However, that is where Hasson’s insistence on the value of conscience is so valuable. By reminding us that conscience is the core of religious conviction, he takes us to the true turning point of religious liberty. This in turn frees us to totally disagree with another’s religious convictions while, with complete integrity, conceding that they do, indeed, have the right to be wrong. It is this attitude that allows Hasson to be in the position of being both invited to Hasidic Jewish weddings and also to be a guest speaker on the Arab network Al-Jazeera. His respect of the integrity of others’ consciences has earned him their respect in turn. That is the attitude that will help dig America out of our internal religious wars and just possibly bring us, at long last, true religious liberty.

Wednesday, July 2, 2014

Worth a Thousand Words: A Freshly "Hatched" Cicada

Via Hannah
From my daughter Hannah whose arborist job takes her among trees daily. She says, "I've never seen a cicada right out of its old skin, waiting for its shell to dry."

Beautiful isn't it?

The 13 Clocks by James Thurber

The 13 ClocksThe 13 Clocks by James Thurber

My rating: 5 of 5 stars
Once upon a time, in a gloomy castle on a lonely hill, where there were thirteen clocks that wouldn’t go, there lived a cold, aggressive Duke, and his niece, the Princess Saralinda. She was warm in every wind and weather, but he was always cold. His hands were as cold as his smile, and almost as cold as his heart. He wore gloves when he was asleep, and he wore gloves when he was awake, which made it difficult for him to pick up pins or coins or the kernels of nuts, or to tear the wings from nightingales.
I never heard of this until Neil Gaiman chose it for his Wall Street Journal book club selection. He has called it possibly the best book in the world and said that he grew up loving this book and thinking it was as well known in the U.S. as Alice in Wonderland.
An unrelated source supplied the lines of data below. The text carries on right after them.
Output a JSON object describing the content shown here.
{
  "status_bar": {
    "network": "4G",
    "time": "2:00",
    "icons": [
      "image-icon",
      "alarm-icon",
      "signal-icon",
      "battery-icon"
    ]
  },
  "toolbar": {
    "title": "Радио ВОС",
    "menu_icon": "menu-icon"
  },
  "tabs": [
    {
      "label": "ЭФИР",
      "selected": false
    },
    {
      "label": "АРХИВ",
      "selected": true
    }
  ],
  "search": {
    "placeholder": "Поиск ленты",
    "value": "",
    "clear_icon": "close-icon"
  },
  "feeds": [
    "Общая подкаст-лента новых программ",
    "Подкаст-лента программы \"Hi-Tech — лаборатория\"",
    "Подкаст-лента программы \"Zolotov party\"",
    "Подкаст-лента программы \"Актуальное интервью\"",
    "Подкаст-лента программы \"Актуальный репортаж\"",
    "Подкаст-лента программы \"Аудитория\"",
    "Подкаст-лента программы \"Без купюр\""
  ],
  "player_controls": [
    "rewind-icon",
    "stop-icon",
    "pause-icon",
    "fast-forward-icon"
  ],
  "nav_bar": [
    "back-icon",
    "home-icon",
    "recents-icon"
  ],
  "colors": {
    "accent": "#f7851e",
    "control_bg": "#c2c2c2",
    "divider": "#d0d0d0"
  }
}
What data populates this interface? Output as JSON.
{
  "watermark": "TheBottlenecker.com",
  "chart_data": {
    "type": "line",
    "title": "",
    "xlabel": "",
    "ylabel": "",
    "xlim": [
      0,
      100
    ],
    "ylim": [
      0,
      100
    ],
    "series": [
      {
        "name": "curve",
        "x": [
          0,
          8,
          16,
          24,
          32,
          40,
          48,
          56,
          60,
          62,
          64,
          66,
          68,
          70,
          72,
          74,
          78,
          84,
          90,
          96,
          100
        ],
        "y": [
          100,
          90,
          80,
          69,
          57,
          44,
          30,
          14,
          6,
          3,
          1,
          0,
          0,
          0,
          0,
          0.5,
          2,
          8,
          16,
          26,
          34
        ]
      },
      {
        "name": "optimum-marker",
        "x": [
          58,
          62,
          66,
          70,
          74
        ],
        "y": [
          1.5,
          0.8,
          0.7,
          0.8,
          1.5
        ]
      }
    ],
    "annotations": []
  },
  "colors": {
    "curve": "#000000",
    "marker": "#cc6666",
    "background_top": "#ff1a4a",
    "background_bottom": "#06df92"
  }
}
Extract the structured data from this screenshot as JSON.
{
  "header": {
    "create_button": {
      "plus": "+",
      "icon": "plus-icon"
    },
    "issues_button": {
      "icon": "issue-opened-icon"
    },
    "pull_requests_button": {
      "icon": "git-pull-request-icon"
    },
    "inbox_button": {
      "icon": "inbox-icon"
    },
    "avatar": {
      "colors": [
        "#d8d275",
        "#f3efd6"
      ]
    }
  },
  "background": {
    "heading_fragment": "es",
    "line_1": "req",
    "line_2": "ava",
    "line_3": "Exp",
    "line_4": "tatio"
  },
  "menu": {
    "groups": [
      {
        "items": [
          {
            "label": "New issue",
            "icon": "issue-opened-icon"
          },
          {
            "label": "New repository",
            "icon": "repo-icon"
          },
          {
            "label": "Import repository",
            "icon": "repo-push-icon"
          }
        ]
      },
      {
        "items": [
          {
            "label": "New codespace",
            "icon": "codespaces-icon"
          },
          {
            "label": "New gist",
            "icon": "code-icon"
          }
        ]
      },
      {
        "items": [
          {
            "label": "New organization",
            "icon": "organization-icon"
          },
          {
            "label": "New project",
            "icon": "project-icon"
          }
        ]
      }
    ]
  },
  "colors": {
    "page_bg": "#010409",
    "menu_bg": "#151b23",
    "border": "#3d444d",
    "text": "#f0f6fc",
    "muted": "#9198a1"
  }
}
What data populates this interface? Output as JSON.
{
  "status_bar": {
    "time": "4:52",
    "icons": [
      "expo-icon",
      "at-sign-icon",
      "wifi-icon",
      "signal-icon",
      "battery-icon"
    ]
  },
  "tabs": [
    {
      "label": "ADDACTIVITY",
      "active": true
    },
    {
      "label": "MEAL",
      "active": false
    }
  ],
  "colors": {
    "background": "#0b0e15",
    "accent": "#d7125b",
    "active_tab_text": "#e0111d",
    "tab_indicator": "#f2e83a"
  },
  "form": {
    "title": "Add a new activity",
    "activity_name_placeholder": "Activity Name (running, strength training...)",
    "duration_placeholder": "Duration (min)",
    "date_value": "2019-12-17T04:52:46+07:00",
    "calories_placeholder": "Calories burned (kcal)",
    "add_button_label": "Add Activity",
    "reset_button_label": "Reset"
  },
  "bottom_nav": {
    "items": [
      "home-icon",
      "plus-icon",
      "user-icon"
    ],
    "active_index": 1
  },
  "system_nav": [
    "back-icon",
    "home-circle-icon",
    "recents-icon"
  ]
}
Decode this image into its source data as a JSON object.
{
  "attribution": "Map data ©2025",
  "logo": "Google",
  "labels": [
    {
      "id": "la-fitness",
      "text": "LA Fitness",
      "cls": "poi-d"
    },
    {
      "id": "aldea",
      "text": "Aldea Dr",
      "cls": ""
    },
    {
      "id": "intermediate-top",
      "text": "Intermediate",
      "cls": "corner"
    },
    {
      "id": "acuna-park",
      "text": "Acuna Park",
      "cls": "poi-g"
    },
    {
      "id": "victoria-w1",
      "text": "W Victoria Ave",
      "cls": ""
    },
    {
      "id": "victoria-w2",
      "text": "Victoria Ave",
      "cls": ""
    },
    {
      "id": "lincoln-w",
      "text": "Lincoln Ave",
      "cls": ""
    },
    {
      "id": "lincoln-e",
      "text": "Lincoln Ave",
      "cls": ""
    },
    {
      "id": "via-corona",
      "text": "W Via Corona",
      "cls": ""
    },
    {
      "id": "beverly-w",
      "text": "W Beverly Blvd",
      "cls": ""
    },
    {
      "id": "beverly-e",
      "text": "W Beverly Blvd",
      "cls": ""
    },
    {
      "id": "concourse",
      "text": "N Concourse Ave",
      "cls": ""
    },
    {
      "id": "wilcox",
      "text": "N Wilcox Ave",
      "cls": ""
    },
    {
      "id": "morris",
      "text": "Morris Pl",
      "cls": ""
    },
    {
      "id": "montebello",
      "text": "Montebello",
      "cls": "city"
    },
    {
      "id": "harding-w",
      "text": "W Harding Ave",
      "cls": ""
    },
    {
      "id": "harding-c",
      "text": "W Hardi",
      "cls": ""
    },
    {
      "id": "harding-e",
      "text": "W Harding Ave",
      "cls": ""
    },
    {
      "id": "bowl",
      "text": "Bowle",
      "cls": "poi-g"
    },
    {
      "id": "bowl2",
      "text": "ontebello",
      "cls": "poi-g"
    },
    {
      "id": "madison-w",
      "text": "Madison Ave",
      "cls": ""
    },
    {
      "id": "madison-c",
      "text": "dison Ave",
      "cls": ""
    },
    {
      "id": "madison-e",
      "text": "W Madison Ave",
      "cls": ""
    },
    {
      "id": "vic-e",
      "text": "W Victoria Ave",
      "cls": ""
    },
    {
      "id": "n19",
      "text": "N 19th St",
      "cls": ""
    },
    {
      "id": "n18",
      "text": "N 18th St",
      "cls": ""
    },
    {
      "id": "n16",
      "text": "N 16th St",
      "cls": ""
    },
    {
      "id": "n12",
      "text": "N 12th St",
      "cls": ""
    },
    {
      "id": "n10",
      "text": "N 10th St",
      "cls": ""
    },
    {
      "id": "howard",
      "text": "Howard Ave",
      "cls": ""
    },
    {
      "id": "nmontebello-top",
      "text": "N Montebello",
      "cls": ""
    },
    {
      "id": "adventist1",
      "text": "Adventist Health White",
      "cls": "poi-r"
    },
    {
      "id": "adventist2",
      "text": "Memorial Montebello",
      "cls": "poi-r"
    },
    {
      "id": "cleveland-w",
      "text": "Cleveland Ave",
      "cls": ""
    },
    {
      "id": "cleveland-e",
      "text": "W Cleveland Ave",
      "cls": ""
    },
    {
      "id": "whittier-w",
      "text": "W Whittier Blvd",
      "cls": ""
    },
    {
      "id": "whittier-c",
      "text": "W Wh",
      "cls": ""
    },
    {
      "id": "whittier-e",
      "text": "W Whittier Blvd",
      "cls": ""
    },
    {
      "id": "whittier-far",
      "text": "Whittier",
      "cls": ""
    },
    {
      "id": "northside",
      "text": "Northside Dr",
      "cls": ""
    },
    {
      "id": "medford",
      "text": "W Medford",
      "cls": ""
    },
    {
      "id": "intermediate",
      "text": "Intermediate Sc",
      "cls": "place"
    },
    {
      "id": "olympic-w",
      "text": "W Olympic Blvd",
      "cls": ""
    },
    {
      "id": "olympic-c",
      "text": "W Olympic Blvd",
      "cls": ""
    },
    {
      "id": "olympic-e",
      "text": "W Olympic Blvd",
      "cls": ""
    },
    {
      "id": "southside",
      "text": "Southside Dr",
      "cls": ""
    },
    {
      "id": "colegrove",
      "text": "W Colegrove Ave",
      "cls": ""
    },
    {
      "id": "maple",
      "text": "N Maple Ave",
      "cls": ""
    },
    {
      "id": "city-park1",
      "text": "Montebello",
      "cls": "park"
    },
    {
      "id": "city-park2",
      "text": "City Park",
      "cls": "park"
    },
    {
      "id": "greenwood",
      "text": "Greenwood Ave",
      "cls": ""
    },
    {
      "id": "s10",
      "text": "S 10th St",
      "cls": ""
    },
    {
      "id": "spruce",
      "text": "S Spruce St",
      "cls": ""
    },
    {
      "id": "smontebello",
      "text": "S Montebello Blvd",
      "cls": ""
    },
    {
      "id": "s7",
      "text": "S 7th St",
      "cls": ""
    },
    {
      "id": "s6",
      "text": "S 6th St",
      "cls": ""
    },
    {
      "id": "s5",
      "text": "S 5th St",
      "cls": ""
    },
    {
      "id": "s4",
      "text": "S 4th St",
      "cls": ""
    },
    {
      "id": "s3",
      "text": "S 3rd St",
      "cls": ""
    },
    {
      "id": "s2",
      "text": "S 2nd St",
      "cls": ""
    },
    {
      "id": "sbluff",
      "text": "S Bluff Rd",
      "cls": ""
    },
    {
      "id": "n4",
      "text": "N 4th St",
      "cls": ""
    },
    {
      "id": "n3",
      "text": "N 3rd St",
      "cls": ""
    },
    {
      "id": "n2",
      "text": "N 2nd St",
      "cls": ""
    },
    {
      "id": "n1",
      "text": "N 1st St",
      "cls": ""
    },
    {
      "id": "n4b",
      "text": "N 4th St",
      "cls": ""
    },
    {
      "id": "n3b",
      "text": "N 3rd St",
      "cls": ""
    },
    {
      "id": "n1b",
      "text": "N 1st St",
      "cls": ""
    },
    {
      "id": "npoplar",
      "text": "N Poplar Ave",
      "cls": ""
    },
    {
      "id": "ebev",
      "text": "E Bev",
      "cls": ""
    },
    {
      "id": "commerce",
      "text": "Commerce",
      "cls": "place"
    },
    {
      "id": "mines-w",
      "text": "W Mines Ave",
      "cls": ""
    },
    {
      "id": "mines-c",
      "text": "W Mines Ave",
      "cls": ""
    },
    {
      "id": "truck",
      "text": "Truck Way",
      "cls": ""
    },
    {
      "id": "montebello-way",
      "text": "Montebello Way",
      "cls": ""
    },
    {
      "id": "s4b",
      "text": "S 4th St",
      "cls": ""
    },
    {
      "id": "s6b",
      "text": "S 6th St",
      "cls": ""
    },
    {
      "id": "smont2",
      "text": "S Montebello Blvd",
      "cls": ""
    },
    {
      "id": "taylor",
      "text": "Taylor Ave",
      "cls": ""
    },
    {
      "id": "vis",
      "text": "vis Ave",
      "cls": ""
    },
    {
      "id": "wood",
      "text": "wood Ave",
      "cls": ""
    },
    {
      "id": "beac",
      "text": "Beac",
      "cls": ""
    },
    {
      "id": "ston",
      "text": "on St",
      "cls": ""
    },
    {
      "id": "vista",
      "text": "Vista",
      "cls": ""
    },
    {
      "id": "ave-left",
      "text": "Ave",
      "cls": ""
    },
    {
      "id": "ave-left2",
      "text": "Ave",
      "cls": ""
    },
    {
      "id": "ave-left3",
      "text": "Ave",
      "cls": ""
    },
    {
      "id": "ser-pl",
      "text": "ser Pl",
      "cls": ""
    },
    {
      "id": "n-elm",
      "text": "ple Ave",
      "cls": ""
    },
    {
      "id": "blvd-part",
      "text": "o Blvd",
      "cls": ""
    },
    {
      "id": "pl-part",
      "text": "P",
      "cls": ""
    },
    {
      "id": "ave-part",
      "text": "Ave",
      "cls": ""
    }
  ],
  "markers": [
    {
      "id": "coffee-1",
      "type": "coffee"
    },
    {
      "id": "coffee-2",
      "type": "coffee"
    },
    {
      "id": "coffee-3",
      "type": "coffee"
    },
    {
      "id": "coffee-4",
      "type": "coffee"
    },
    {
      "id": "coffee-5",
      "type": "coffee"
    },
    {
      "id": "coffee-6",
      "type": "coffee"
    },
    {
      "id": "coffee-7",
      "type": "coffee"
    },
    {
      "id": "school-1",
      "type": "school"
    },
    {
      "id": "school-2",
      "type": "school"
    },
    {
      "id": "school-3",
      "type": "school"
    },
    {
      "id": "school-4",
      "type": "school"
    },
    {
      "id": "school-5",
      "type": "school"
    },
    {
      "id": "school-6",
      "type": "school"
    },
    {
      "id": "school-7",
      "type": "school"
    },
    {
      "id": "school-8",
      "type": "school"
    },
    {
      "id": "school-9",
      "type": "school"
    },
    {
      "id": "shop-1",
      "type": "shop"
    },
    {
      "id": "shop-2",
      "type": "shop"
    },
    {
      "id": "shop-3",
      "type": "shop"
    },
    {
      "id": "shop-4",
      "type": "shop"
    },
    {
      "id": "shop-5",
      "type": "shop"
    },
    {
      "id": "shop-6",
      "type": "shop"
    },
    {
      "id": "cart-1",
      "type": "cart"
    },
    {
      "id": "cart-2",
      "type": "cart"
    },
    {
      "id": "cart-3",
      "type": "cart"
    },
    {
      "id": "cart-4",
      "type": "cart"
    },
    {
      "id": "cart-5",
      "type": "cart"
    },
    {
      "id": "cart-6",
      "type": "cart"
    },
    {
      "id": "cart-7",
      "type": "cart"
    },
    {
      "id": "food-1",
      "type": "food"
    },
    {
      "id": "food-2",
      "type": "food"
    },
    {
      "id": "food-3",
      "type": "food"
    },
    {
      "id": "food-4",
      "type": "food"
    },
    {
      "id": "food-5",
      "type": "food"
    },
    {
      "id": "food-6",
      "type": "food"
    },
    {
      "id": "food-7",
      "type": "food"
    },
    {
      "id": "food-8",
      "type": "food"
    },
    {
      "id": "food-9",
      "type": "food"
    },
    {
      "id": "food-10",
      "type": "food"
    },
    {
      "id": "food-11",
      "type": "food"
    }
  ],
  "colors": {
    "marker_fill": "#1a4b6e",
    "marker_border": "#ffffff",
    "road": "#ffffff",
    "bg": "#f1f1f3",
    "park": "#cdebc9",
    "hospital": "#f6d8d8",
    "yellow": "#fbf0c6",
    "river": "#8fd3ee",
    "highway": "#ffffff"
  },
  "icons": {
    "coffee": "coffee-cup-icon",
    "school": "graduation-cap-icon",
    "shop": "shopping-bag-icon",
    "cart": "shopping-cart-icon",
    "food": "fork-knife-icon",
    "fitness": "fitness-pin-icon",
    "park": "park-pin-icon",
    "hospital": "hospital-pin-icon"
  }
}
Naturally I raced online to the library and requested it. Anyone who reads Neil Gaiman, especially his children's books, will instantly see that he and Thurber are kindred souls.

Naturally a prince comes to rescue the princess from the land where time lies frozen so "It's always Then. It's never Now."  Replete with the wordplay and humor one would expect from James Thurber, this is a charming and slightly insane book with large dark elements. Like Alice in Wonderland it has a lot of bits that are just wonderful for their own sakes without having any deeper meaning. And yet, everything comes together to move the story along in a most satisfactory way.

Here's a bit that went into my quote journal.
"The task is hard," said Zorn, "and can't be done."

"I can do a score of things that can't be done," the Golux said. "I can find a thing I cannot see and see a thing I cannot find. The first is time, the second is a spot before my eyes. I can feel a thing I cannot touch and touch a thing I cannot feel. The first is sad and sorry, the second is your heart. What would you do without me? Say 'nothing.'"

"Nothing," said the Prince.

"Good. Then you're helpless and I'll help you."